Task brief:
The output should be all lines of the entries below in which the word "glyph" occurs.

Records for this task below:

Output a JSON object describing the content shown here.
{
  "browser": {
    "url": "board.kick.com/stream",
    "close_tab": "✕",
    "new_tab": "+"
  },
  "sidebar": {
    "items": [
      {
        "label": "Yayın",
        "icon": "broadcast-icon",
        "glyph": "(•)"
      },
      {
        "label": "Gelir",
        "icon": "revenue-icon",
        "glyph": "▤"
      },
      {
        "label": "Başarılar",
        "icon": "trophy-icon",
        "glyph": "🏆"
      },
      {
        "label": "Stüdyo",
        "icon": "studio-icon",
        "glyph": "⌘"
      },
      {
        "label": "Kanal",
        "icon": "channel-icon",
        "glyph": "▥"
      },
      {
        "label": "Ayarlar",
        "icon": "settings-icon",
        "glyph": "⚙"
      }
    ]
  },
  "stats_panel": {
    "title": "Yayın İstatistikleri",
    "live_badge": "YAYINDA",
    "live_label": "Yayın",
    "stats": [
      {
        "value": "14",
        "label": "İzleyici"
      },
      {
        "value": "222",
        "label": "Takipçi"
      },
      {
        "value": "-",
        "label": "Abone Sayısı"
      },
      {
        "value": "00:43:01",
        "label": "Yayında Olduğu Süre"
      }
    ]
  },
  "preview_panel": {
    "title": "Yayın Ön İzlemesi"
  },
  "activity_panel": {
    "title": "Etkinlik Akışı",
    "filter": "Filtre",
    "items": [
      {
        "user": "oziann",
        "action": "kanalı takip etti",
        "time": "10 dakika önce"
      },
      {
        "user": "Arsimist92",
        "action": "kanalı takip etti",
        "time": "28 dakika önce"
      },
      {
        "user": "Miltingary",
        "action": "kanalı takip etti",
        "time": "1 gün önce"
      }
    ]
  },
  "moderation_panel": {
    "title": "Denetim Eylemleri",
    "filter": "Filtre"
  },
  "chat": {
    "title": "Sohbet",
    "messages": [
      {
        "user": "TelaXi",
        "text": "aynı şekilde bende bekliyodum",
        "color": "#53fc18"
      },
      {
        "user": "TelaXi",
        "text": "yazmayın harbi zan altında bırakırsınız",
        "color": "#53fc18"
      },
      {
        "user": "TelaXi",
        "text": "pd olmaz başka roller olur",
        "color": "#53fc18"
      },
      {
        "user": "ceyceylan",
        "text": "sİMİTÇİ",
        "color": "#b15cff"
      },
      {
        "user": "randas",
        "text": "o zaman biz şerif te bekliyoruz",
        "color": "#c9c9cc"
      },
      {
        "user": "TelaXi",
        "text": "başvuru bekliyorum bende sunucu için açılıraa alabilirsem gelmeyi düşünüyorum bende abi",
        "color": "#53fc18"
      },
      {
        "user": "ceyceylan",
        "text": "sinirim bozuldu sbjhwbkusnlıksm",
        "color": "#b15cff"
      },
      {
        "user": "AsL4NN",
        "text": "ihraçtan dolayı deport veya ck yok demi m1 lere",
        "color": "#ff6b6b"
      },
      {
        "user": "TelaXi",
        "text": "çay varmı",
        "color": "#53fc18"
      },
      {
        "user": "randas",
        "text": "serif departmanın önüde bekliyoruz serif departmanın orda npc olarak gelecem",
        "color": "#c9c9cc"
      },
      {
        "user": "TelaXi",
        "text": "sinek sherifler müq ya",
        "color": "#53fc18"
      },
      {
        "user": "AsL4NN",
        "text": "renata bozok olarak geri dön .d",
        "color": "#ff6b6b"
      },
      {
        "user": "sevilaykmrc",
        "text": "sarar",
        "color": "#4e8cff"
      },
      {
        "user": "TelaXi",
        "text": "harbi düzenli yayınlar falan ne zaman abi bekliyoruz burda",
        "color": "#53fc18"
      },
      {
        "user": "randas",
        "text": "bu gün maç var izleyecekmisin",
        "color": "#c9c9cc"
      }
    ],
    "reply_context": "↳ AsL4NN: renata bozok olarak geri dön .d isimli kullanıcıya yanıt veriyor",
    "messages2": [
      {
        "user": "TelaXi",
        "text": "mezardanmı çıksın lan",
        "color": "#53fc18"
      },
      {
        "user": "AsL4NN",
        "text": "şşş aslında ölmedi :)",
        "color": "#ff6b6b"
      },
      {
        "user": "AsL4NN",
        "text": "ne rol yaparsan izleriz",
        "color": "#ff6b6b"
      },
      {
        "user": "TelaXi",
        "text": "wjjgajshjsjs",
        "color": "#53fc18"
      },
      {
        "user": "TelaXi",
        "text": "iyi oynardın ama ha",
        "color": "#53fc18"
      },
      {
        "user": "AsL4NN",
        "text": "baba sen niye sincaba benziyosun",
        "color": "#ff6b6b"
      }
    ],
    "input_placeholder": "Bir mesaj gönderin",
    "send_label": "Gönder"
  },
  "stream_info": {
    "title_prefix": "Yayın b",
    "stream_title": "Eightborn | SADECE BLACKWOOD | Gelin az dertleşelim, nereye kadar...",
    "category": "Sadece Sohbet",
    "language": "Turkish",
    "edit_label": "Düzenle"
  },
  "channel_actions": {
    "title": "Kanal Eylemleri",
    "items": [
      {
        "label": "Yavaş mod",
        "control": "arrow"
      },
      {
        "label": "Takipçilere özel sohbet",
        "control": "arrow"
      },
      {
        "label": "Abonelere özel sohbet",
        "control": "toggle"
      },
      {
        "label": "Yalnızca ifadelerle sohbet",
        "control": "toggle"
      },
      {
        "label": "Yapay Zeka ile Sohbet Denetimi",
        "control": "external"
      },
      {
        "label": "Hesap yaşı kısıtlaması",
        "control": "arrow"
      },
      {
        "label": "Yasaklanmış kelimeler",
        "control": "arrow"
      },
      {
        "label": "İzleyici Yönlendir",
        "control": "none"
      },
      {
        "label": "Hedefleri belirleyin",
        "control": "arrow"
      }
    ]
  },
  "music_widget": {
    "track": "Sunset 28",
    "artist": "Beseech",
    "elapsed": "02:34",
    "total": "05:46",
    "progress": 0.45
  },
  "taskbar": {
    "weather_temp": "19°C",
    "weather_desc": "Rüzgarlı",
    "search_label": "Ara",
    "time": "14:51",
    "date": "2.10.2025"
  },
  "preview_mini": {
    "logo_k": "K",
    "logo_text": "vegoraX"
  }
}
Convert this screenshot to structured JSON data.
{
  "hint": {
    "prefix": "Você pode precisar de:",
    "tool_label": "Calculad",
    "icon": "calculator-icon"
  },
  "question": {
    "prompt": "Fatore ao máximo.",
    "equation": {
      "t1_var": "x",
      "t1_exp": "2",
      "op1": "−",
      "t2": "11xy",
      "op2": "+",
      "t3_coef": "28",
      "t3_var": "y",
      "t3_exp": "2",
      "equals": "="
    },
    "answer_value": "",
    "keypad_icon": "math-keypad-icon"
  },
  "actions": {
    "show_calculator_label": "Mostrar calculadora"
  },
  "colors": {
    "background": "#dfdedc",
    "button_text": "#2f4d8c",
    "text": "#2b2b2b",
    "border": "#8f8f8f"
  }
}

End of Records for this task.

Answer space:
        "glyph": "(•)"
        "glyph": "▤"
        "glyph": "🏆"
        "glyph": "⌘"
        "glyph": "▥"
        "glyph": "⚙"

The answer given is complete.